[FRANKFURT] Economic growth in the euro zone has moderated but is expected to remain solid, while external threats including protectionism have become more prominent, ECB President Mario Draghi said on Thursday.
"Economic indicators suggest some moderation in the pace of growth since the start of the year," Mr Draghi said at a news conference after ECB rate-setters left policy on hold.
The ECB upheld its massive support to the eurozone, avoiding rocking the boat as storm clouds gather on the economic horizon. The Frankfurt institution kept its main refinancing rate at zero per cent, the rate on the marginal lending facility at 0.25 per cent, and on deposits at -0.4 percent, meaning banks pay to park money with the ECB. Governors also decided to continue buying 30 billion euros ($36.5 billion) of government and corporate bonds per month under the "quantitative easing" (QE) stimulus programme.

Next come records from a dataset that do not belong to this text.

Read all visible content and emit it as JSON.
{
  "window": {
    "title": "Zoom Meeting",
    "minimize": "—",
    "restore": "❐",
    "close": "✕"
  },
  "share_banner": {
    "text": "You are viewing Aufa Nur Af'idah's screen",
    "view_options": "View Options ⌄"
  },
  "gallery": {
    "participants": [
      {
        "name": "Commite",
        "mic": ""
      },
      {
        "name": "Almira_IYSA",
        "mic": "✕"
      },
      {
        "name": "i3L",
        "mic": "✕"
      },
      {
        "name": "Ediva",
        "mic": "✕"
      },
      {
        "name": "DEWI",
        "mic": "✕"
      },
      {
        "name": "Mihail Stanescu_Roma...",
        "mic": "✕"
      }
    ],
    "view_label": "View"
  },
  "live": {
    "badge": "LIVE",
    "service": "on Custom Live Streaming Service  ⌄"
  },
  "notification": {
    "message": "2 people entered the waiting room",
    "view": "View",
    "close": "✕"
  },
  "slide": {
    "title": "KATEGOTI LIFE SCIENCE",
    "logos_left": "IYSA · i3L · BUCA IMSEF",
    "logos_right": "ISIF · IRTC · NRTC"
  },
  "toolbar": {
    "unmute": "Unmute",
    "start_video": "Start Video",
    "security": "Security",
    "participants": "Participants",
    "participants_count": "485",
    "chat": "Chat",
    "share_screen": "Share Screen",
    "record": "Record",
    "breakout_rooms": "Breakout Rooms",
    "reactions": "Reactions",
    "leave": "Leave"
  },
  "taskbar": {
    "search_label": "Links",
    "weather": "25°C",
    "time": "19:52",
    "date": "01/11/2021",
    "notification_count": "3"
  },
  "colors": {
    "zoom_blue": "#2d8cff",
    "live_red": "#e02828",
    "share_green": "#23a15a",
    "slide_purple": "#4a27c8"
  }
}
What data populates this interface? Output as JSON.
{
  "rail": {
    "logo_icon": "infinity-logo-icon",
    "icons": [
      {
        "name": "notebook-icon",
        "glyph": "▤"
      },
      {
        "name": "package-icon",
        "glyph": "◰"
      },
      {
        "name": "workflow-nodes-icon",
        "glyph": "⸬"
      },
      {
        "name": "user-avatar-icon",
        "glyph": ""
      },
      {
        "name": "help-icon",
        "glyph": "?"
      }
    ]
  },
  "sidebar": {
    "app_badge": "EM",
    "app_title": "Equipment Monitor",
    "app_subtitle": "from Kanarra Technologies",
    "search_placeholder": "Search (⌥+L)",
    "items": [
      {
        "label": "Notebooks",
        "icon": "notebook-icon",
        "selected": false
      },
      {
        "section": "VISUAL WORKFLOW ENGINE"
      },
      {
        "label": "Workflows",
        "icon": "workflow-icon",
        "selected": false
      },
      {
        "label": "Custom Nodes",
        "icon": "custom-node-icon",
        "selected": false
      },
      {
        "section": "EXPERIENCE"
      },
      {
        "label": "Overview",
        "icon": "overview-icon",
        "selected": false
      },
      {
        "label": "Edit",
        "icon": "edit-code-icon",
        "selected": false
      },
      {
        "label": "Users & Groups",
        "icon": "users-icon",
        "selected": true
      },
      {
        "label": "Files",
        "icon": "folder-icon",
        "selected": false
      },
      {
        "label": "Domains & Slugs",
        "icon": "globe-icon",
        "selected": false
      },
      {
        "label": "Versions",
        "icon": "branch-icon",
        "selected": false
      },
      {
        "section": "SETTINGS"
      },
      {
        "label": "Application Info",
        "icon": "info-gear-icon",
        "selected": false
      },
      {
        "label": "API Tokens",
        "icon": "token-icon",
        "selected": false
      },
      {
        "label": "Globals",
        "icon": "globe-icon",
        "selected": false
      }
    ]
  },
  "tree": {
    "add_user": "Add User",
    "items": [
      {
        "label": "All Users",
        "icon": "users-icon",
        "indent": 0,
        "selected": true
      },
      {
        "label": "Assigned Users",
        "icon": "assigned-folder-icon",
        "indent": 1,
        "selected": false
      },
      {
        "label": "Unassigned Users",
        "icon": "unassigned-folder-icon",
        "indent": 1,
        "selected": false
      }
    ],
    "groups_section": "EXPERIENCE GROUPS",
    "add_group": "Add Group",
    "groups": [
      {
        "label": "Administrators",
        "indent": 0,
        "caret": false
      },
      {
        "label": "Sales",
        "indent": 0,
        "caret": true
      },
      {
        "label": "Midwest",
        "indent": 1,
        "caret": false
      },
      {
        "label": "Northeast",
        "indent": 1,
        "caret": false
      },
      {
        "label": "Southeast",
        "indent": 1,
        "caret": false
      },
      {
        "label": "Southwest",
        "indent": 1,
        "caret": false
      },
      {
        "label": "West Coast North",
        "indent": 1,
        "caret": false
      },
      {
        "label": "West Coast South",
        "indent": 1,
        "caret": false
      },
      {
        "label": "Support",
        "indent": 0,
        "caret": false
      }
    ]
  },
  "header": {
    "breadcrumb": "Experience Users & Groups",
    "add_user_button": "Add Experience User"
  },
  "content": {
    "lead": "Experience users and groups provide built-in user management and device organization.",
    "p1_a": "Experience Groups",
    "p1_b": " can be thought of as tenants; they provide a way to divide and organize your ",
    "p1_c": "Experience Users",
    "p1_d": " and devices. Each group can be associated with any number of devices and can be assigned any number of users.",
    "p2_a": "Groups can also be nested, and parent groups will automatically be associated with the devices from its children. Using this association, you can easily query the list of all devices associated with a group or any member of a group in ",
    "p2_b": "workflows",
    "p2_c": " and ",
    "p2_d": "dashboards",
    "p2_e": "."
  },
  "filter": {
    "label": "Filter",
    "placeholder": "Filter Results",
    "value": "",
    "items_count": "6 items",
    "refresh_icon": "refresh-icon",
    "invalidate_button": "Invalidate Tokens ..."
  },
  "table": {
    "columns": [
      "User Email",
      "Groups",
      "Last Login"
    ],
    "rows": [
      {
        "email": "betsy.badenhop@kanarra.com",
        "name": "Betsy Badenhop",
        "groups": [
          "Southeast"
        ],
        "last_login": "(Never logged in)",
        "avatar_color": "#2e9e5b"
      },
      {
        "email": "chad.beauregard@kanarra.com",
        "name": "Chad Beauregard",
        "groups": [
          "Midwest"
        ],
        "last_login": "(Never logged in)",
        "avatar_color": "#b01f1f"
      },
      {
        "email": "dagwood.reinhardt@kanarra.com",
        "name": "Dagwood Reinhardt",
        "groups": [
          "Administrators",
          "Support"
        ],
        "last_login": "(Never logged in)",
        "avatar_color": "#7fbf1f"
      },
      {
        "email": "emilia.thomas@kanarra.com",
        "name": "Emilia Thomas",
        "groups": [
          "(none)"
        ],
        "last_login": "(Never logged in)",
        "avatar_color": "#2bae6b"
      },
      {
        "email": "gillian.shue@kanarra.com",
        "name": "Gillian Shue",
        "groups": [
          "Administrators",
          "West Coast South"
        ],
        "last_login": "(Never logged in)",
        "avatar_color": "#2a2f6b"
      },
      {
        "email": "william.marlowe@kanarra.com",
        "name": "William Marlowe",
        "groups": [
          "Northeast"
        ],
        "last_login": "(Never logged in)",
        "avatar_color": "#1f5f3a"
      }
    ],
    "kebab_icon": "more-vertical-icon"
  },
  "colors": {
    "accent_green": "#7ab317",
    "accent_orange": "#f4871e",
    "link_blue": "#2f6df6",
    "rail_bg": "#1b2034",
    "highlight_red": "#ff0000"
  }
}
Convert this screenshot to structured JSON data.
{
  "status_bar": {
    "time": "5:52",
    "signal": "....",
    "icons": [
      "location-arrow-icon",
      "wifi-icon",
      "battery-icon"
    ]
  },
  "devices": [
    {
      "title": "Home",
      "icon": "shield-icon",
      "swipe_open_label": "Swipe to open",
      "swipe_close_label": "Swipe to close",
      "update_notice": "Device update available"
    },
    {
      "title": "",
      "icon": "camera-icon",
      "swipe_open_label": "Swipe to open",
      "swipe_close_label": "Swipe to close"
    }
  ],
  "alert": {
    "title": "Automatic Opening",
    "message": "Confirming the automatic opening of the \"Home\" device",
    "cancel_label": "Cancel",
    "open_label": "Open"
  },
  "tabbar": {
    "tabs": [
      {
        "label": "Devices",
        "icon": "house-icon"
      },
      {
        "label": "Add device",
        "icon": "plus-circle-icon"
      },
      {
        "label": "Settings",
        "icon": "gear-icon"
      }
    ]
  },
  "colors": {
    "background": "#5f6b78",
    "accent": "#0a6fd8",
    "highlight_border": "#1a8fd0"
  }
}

"This moderation may in part reflect a fall back from the high pace of growth observed at the end of last year, while temporary factors may also be at work." Recent economic data in the euro zone has pointed to a slowdown in the bloc's brisk economic expansion. ECB rate-setters have so far remained sanguine but investors have pushed back their expectations for an ECB rate hike.
Mr Draghi said risks surrounding the euro area growth outlook remained broadly balanced but that "risks related to global factors, including the threat of increased protectionism, have become more prominent".
The ECB is expected to wind down its 2.55 trillion euro(S$4.11 trillion) bond-buying programme by the end of this year and raise its policy rate for the first time since 2011 towards the middle of next year.